[Dataset records]
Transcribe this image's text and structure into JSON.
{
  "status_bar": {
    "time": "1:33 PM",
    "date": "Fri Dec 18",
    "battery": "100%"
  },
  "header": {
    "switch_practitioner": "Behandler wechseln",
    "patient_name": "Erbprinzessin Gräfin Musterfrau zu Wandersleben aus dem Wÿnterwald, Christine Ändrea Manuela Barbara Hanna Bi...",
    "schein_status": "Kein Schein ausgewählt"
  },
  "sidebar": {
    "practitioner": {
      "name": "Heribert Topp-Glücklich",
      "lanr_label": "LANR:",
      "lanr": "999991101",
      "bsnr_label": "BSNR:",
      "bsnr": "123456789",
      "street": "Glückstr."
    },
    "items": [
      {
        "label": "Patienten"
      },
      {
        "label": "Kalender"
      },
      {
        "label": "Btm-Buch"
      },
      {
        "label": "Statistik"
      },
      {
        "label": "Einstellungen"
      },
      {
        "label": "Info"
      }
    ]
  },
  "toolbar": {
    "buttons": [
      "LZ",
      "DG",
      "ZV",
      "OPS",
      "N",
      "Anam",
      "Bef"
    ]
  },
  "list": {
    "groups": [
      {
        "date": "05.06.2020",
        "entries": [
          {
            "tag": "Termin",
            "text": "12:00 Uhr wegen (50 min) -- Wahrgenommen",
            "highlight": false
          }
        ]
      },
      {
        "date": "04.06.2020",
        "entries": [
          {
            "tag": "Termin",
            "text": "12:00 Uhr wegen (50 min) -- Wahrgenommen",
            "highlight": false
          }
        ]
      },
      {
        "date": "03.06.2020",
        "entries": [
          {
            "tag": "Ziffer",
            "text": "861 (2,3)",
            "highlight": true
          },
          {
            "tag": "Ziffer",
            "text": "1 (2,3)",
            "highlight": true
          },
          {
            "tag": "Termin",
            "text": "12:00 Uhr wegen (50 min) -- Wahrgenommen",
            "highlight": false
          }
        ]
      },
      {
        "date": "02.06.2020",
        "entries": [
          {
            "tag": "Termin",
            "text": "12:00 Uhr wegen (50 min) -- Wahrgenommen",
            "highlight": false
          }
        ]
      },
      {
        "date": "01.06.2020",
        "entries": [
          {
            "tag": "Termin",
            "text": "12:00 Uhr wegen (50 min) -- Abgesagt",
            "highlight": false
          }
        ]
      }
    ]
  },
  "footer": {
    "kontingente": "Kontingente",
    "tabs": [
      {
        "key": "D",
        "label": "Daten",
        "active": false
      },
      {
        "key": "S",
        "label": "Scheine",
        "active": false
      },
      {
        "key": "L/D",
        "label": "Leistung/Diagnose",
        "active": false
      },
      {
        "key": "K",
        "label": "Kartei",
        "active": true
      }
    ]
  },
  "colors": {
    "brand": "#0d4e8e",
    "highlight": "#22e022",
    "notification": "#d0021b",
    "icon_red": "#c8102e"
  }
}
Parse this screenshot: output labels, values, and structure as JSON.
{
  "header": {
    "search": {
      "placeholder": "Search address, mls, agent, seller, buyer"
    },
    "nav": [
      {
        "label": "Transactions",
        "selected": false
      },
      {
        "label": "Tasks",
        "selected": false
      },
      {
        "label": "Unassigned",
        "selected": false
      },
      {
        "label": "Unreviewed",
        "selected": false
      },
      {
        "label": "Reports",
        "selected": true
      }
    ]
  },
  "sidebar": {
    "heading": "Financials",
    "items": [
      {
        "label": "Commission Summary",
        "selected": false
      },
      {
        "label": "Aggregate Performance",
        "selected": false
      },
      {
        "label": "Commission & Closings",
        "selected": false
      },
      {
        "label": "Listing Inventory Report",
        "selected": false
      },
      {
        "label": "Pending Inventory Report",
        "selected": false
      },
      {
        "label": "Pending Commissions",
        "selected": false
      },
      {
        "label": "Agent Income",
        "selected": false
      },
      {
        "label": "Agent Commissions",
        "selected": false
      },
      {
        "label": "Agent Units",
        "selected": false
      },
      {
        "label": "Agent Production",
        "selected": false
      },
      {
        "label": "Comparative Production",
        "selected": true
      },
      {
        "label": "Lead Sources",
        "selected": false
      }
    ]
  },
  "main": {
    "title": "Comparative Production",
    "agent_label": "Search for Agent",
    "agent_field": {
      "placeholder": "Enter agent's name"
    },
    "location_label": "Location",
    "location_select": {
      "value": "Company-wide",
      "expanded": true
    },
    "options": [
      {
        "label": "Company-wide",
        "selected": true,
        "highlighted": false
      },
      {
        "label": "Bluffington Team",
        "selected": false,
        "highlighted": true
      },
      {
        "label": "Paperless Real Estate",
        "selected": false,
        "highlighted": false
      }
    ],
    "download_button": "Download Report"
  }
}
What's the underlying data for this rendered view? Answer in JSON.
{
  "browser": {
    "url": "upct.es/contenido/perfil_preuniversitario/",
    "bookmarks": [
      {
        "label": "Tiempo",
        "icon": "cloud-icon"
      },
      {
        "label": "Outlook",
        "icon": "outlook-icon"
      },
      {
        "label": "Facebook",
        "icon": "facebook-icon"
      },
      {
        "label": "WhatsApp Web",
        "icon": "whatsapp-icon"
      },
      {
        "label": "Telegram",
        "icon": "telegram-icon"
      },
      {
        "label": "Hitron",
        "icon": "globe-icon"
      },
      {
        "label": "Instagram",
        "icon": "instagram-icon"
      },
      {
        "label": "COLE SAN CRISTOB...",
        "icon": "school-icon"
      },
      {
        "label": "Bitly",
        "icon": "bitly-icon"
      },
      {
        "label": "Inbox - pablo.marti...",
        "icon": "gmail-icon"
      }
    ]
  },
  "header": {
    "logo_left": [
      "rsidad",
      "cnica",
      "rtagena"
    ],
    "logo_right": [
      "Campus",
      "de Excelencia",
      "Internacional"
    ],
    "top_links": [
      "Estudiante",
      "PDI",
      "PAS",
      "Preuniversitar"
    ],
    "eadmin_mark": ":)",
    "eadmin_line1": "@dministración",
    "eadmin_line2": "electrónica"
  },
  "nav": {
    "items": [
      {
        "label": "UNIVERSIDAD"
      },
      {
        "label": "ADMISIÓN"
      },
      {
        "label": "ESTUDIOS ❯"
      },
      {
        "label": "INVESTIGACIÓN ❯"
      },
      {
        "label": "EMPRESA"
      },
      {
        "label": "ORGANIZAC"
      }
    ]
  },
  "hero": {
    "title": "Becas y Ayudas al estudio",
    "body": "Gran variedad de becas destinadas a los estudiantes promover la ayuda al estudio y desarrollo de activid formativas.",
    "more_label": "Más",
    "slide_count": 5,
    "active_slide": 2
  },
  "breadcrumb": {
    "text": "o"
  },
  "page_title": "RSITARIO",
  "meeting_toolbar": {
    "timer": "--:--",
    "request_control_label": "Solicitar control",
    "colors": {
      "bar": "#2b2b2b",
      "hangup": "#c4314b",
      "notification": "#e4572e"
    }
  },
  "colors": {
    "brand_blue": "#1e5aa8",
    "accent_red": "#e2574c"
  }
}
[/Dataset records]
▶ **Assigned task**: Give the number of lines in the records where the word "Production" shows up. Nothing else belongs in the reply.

▶ **Exercise answer**: 3